Write out every line from the listing below where the string "新建文件夹" is found.

# [The data]
================

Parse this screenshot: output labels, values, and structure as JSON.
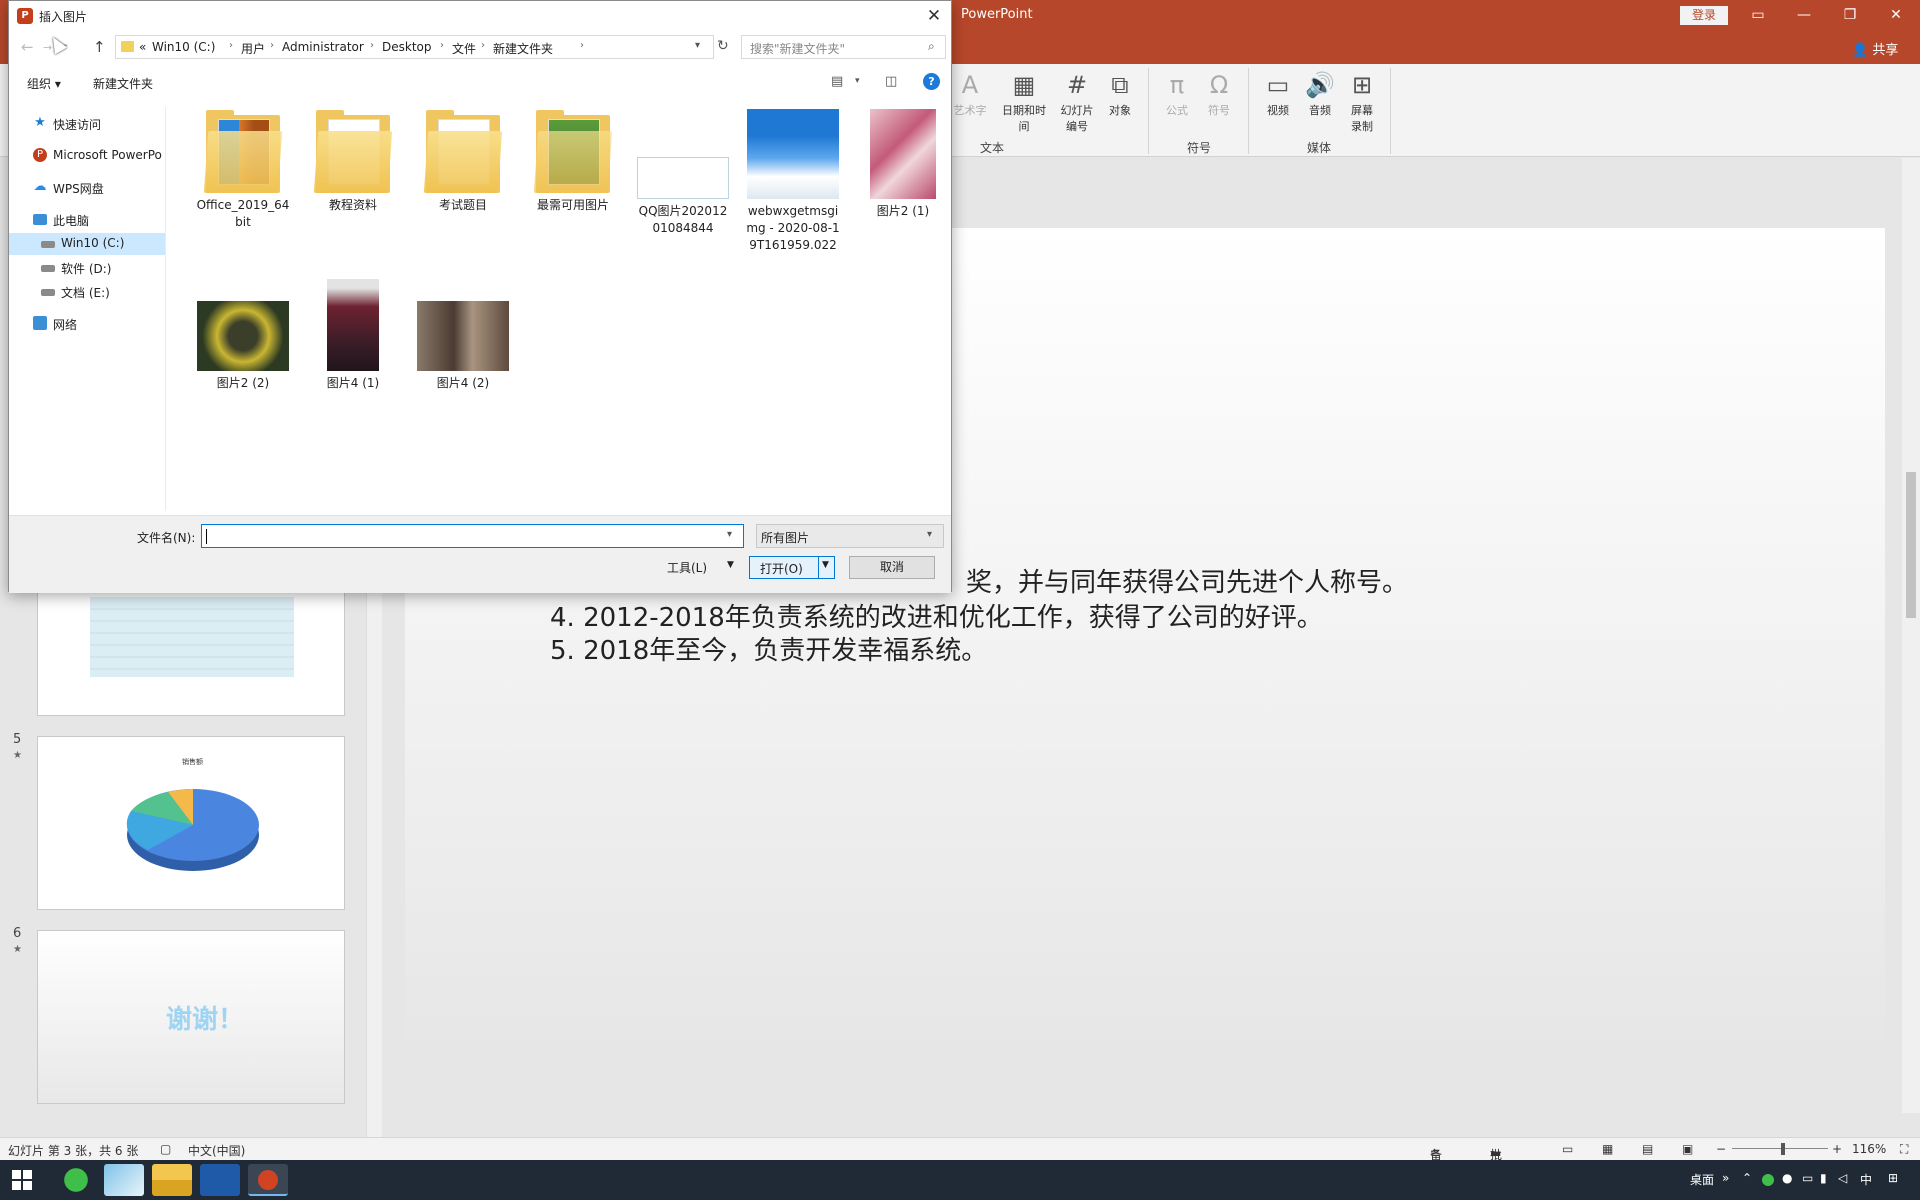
{
  "ppt": {
    "app_title": "PowerPoint",
    "login_label": "登录",
    "share_label": "共享",
    "ribbon": {
      "buttons": [
        {
          "label": "艺术字",
          "icon": "wordart-icon",
          "disabled": true
        },
        {
          "label": "日期和时间",
          "icon": "calendar-icon",
          "disabled": false
        },
        {
          "label": "幻灯片\n编号",
          "icon": "slide-number-icon",
          "disabled": false
        },
        {
          "label": "对象",
          "icon": "object-icon",
          "disabled": false
        },
        {
          "label": "公式",
          "icon": "equation-icon",
          "disabled": true
        },
        {
          "label": "符号",
          "icon": "omega-icon",
          "disabled": true
        },
        {
          "label": "视频",
          "icon": "video-icon",
          "disabled": false
        },
        {
          "label": "音频",
          "icon": "audio-icon",
          "disabled": false
        },
        {
          "label": "屏幕\n录制",
          "icon": "screen-record-icon",
          "disabled": false
        }
      ],
      "groups": [
        "文本",
        "符号",
        "媒体"
      ]
    },
    "thumbnails": [
      {
        "num": "5",
        "chart_title": "销售额"
      },
      {
        "num": "6",
        "text": "谢谢！"
      }
    ],
    "slide_lines": [
      "奖，并与同年获得公司先进个人称号。",
      "4.  2012-2018年负责系统的改进和优化工作，获得了公司的好评。",
      "5.  2018年至今，负责开发幸福系统。"
    ],
    "status": {
      "slide_info": "幻灯片 第 3 张，共 6 张",
      "language": "中文(中国)",
      "notes": "备注",
      "comments": "批注",
      "zoom": "116%"
    }
  },
  "dialog": {
    "title": "插入图片",
    "breadcrumb": [
      "«",
      "Win10 (C:)",
      "用户",
      "Administrator",
      "Desktop",
      "文件",
      "新建文件夹"
    ],
    "search_placeholder": "搜索\"新建文件夹\"",
    "organize_label": "组织 ▾",
    "new_folder_label": "新建文件夹",
    "nav_items": [
      {
        "label": "快速访问",
        "icon": "star-icon",
        "color": "#1d7ad6"
      },
      {
        "label": "Microsoft PowerPo",
        "icon": "powerpoint-icon",
        "color": "#c43e1c"
      },
      {
        "label": "WPS网盘",
        "icon": "cloud-icon",
        "color": "#2b8ae6"
      },
      {
        "label": "此电脑",
        "icon": "computer-icon",
        "color": "#3b8fd6"
      },
      {
        "label": "Win10 (C:)",
        "icon": "drive-icon",
        "color": "#777777"
      },
      {
        "label": "软件 (D:)",
        "icon": "drive-icon",
        "color": "#777777"
      },
      {
        "label": "文档 (E:)",
        "icon": "drive-icon",
        "color": "#777777"
      },
      {
        "label": "网络",
        "icon": "network-icon",
        "color": "#3b8fd6"
      }
    ],
    "files": [
      {
        "name": "Office_2019_64bit",
        "kind": "folder"
      },
      {
        "name": "教程资料",
        "kind": "folder"
      },
      {
        "name": "考试题目",
        "kind": "folder"
      },
      {
        "name": "最需可用图片",
        "kind": "folder"
      },
      {
        "name": "QQ图片20201201084844",
        "kind": "image"
      },
      {
        "name": "webwxgetmsgimg - 2020-08-19T161959.022",
        "kind": "image"
      },
      {
        "name": "图片2 (1)",
        "kind": "image"
      },
      {
        "name": "图片2 (2)",
        "kind": "image"
      },
      {
        "name": "图片4 (1)",
        "kind": "image"
      },
      {
        "name": "图片4 (2)",
        "kind": "image"
      }
    ],
    "filename_label": "文件名(N):",
    "filename_value": "",
    "filetype_value": "所有图片",
    "tools_label": "工具(L)",
    "open_label": "打开(O)",
    "cancel_label": "取消"
  },
  "taskbar": {
    "tray_desktop": "桌面",
    "ime": "中"
  }
}
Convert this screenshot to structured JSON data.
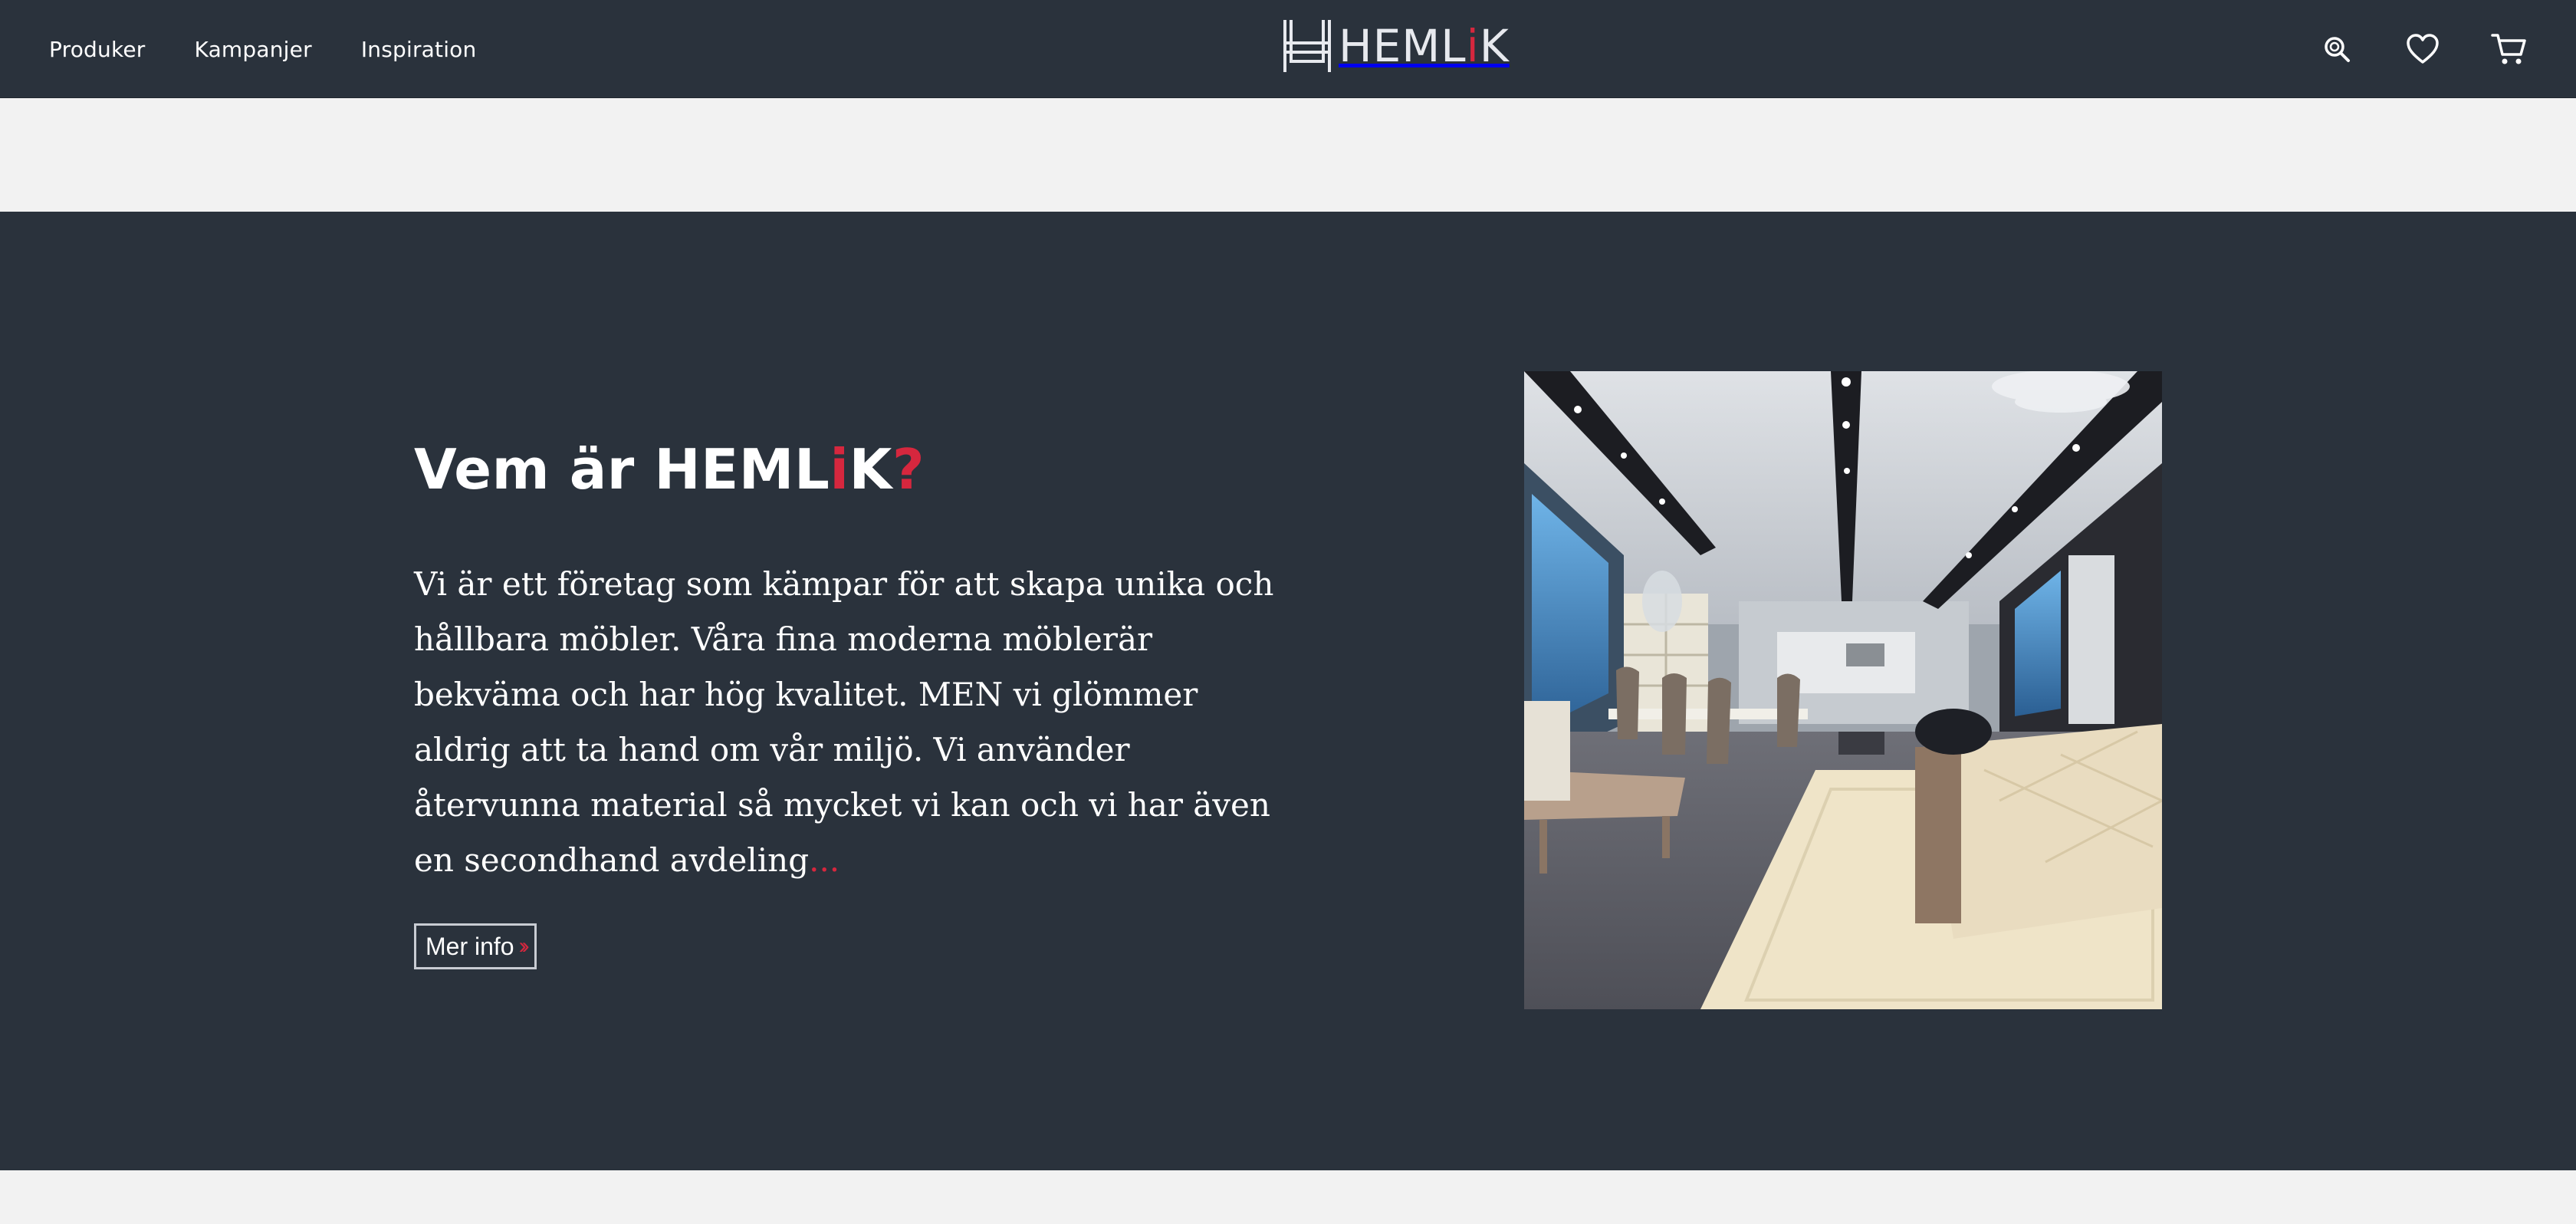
{
  "nav": {
    "items": [
      {
        "label": "Produker"
      },
      {
        "label": "Kampanjer"
      },
      {
        "label": "Inspiration"
      }
    ]
  },
  "logo": {
    "text_main": "HEML",
    "text_accent": "i",
    "text_end": "K"
  },
  "header_actions": {
    "icons": [
      "search-icon",
      "heart-icon",
      "cart-icon"
    ]
  },
  "hero": {
    "title_main": "Vem är HEML",
    "title_accent": "i",
    "title_end": "K",
    "title_question": "?",
    "body": "Vi är ett företag som kämpar för att skapa unika och hållbara möbler. Våra fina moderna möblerär bekväma och har hög kvalitet. MEN vi glömmer aldrig att ta hand om vår miljö. Vi använder återvunna material så mycket vi kan och vi har även en secondhand avdeling",
    "body_ellipsis": "...",
    "button_label": "Mer info",
    "button_icon": "double-chevron-right-icon",
    "image_alt": "furniture-showroom-image"
  },
  "colors": {
    "dark": "#2a323c",
    "light": "#f2f2f2",
    "accent": "#d6273e"
  }
}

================

# [Response]
      "新建文件夹"
    "search_placeholder": "搜索\"新建文件夹\"",
    "new_folder_label": "新建文件夹",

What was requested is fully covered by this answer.